RECORDS FOR THIS TASK START

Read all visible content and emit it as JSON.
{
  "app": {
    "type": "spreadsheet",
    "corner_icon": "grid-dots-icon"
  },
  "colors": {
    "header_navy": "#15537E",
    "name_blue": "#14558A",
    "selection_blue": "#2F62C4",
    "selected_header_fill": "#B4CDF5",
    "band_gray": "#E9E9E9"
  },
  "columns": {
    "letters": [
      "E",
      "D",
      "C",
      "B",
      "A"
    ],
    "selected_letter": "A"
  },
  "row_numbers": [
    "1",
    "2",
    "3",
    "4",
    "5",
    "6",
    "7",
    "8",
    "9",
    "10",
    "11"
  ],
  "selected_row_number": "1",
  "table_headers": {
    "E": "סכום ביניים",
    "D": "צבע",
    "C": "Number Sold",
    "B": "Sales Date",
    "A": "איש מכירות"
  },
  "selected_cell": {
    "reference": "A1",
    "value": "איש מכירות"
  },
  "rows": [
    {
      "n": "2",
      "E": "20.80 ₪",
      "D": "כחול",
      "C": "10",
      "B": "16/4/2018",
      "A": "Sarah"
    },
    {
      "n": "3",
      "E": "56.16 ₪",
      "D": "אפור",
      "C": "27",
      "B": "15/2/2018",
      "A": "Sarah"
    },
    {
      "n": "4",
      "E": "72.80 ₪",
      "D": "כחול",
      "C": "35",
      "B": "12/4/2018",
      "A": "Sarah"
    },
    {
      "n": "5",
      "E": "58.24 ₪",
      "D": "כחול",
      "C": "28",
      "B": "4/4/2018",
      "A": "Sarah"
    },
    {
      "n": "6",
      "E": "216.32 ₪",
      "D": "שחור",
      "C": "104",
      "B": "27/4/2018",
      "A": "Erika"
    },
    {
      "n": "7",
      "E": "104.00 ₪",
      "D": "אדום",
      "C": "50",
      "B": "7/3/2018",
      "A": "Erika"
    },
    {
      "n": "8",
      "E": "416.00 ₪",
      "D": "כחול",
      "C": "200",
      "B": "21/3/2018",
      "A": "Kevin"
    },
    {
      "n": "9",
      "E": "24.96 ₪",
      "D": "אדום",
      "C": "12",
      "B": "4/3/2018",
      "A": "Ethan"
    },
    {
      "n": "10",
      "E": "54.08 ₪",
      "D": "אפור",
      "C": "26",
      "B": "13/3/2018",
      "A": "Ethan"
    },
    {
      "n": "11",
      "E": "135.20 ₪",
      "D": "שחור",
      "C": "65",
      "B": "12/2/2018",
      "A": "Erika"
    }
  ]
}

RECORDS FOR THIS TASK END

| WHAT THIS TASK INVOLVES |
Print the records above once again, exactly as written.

| THE COMPLETED TASK |
Read all visible content and emit it as JSON.
{
  "app": {
    "type": "spreadsheet",
    "corner_icon": "grid-dots-icon"
  },
  "colors": {
    "header_navy": "#15537E",
    "name_blue": "#14558A",
    "selection_blue": "#2F62C4",
    "selected_header_fill": "#B4CDF5",
    "band_gray": "#E9E9E9"
  },
  "columns": {
    "letters": [
      "E",
      "D",
      "C",
      "B",
      "A"
    ],
    "selected_letter": "A"
  },
  "row_numbers": [
    "1",
    "2",
    "3",
    "4",
    "5",
    "6",
    "7",
    "8",
    "9",
    "10",
    "11"
  ],
  "selected_row_number": "1",
  "table_headers": {
    "E": "סכום ביניים",
    "D": "צבע",
    "C": "Number Sold",
    "B": "Sales Date",
    "A": "איש מכירות"
  },
  "selected_cell": {
    "reference": "A1",
    "value": "איש מכירות"
  },
  "rows": [
    {
      "n": "2",
      "E": "20.80 ₪",
      "D": "כחול",
      "C": "10",
      "B": "16/4/2018",
      "A": "Sarah"
    },
    {
      "n": "3",
      "E": "56.16 ₪",
      "D": "אפור",
      "C": "27",
      "B": "15/2/2018",
      "A": "Sarah"
    },
    {
      "n": "4",
      "E": "72.80 ₪",
      "D": "כחול",
      "C": "35",
      "B": "12/4/2018",
      "A": "Sarah"
    },
    {
      "n": "5",
      "E": "58.24 ₪",
      "D": "כחול",
      "C": "28",
      "B": "4/4/2018",
      "A": "Sarah"
    },
    {
      "n": "6",
      "E": "216.32 ₪",
      "D": "שחור",
      "C": "104",
      "B": "27/4/2018",
      "A": "Erika"
    },
    {
      "n": "7",
      "E": "104.00 ₪",
      "D": "אדום",
      "C": "50",
      "B": "7/3/2018",
      "A": "Erika"
    },
    {
      "n": "8",
      "E": "416.00 ₪",
      "D": "כחול",
      "C": "200",
      "B": "21/3/2018",
      "A": "Kevin"
    },
    {
      "n": "9",
      "E": "24.96 ₪",
      "D": "אדום",
      "C": "12",
      "B": "4/3/2018",
      "A": "Ethan"
    },
    {
      "n": "10",
      "E": "54.08 ₪",
      "D": "אפור",
      "C": "26",
      "B": "13/3/2018",
      "A": "Ethan"
    },
    {
      "n": "11",
      "E": "135.20 ₪",
      "D": "שחור",
      "C": "65",
      "B": "12/2/2018",
      "A": "Erika"
    }
  ]
}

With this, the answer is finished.